▶ **Instructions for the task**:
Out of the data below, copy every line with the string "this".

(Records excerpted from a collection)
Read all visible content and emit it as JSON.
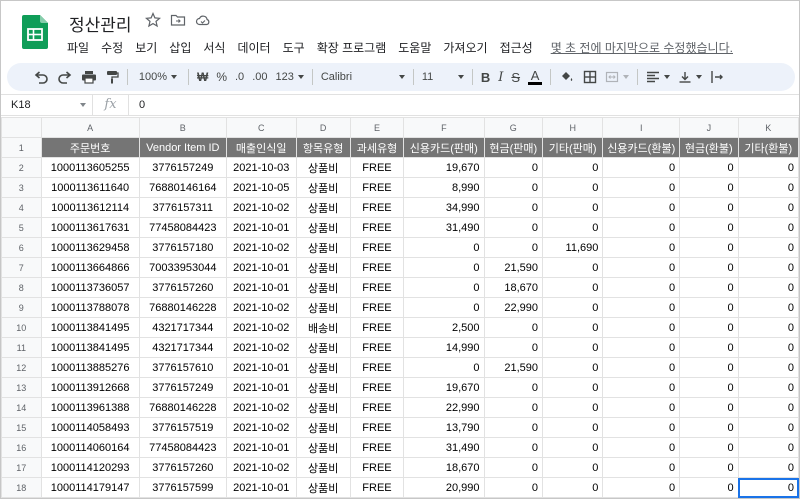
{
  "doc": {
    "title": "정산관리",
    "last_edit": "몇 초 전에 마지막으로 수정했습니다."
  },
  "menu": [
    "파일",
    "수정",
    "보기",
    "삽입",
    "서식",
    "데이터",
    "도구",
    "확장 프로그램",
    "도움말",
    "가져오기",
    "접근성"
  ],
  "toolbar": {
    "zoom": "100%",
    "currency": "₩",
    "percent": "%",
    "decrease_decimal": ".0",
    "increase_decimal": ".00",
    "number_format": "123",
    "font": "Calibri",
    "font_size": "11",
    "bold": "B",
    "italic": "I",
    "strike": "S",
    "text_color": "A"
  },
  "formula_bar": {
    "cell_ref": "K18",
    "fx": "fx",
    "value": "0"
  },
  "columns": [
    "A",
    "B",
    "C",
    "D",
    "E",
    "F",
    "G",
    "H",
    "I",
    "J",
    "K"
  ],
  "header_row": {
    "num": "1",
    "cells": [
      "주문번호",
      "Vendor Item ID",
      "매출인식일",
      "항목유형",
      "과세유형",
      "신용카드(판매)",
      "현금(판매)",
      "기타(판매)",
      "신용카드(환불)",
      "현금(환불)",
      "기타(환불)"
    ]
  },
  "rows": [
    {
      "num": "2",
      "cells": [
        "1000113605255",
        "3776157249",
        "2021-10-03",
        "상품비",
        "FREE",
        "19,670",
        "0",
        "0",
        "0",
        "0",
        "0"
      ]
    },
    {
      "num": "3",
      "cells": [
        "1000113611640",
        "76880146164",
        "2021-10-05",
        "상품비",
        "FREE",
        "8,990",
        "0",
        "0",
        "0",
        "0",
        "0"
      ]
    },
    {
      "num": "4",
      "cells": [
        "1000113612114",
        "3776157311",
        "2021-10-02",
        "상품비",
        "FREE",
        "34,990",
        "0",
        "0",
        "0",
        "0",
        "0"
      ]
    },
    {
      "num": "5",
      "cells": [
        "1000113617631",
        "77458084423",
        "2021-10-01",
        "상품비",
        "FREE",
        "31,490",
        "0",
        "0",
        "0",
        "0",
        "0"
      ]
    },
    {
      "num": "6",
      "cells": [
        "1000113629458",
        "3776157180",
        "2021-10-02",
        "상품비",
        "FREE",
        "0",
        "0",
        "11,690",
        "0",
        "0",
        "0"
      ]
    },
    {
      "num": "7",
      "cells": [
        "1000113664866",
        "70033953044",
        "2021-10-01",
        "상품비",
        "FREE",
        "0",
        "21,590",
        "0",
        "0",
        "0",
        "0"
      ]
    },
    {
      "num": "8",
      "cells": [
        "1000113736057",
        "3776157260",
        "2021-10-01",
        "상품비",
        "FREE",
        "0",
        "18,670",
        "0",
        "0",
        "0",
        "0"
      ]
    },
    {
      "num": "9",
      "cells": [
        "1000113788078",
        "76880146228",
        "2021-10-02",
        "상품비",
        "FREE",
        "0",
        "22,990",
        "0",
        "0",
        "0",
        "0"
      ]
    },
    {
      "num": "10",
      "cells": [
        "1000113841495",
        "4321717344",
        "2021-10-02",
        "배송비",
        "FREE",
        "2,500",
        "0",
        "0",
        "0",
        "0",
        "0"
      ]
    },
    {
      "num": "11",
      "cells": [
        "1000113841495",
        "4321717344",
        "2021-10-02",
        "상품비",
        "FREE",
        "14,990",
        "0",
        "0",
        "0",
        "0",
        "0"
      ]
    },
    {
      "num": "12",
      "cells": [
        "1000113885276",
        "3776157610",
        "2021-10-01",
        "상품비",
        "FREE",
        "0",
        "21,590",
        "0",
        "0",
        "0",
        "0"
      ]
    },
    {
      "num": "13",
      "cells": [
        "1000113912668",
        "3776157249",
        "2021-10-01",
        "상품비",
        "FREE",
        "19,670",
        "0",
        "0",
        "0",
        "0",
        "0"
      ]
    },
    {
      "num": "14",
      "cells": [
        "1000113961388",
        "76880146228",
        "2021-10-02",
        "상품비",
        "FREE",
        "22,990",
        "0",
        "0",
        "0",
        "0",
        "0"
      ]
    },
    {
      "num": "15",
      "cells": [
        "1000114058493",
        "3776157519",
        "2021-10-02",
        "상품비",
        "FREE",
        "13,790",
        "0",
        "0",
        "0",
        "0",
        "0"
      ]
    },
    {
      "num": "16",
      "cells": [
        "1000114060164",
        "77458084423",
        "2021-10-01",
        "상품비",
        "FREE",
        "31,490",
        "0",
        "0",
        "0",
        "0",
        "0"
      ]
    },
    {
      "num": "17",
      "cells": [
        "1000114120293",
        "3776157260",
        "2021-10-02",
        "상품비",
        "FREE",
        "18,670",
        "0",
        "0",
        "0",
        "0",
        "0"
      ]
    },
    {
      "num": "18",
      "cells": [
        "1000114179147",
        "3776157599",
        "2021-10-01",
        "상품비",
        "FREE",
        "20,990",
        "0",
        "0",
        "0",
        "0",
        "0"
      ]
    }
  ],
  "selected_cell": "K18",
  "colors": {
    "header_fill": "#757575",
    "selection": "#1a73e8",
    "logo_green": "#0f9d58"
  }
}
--
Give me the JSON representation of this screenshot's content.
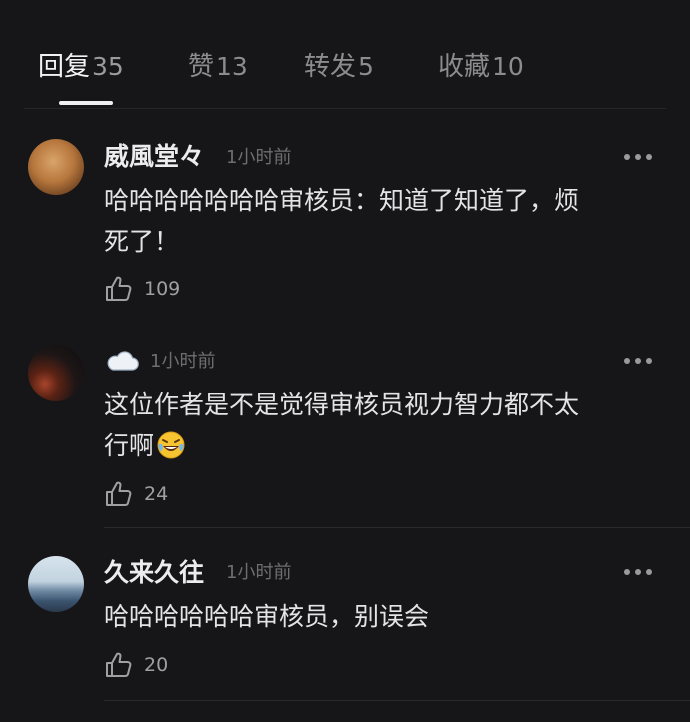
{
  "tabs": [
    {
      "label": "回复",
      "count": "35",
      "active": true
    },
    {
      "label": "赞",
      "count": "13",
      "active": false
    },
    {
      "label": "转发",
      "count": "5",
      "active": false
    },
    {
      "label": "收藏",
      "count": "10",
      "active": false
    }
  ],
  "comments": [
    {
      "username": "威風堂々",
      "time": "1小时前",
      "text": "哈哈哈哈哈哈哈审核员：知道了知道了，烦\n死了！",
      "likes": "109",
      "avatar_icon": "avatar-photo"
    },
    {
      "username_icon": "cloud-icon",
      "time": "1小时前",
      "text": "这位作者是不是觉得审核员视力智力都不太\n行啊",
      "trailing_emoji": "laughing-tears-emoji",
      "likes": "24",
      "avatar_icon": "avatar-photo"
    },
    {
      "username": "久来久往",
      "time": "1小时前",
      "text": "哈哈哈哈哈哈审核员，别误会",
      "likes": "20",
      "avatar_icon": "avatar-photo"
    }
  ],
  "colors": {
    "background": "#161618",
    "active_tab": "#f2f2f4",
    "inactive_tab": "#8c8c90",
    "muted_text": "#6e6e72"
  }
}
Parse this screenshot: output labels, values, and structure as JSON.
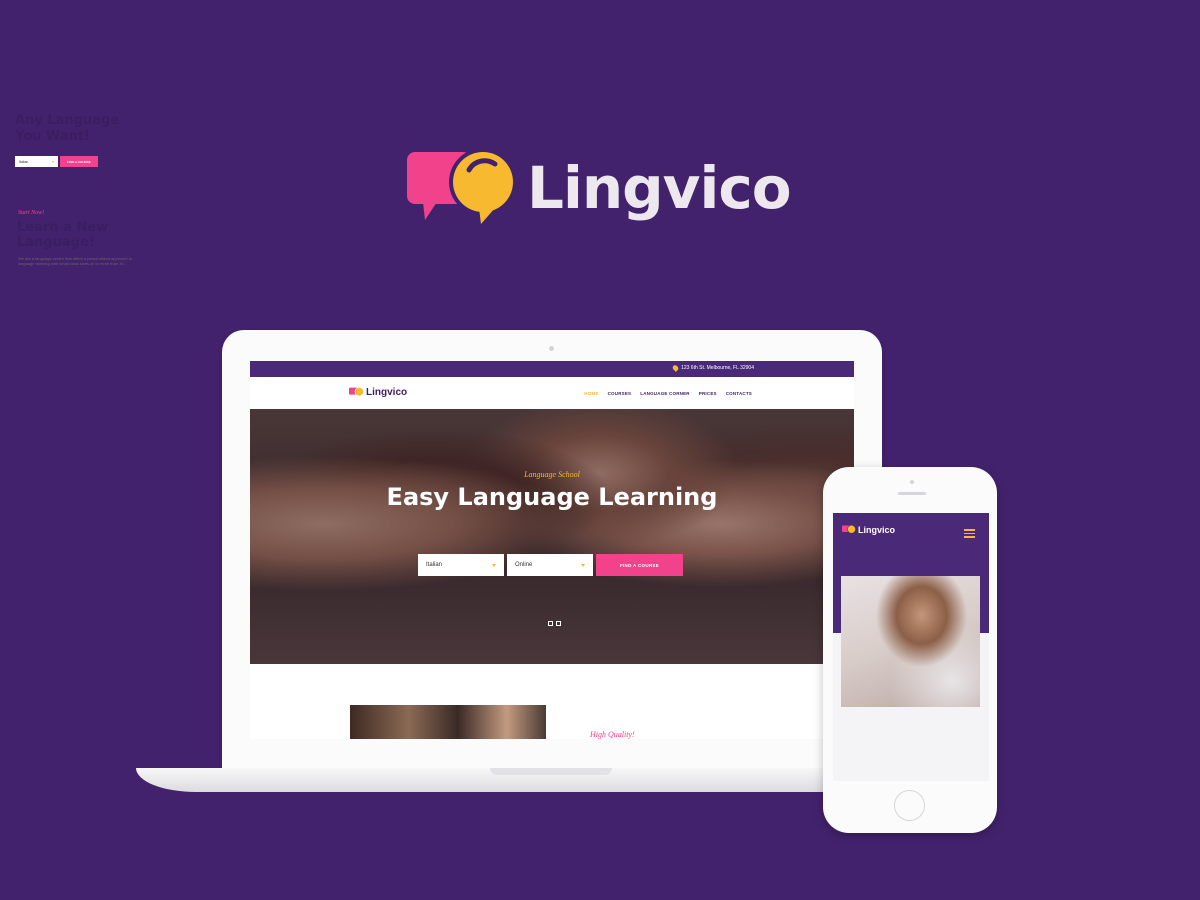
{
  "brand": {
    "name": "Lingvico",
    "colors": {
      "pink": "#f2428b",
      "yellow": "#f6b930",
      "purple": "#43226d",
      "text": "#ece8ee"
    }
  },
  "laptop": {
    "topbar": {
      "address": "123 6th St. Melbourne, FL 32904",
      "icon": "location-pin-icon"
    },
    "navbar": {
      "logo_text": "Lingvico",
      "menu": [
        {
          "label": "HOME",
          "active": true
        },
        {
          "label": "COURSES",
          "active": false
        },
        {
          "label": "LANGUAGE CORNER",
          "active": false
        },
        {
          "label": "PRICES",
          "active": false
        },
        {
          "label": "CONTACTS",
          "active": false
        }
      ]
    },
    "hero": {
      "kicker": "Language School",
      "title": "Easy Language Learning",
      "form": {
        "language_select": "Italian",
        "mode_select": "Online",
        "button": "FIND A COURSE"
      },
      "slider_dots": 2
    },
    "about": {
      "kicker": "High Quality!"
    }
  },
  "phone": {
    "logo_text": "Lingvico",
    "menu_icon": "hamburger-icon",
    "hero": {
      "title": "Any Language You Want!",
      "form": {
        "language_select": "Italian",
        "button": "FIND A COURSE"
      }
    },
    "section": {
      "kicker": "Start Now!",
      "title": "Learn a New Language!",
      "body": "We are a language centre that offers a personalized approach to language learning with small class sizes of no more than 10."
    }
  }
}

▶ **Exercise output**:
Give me the JSON representation of this screenshot's content.
Parse this screenshot: output labels, values, and structure as JSON.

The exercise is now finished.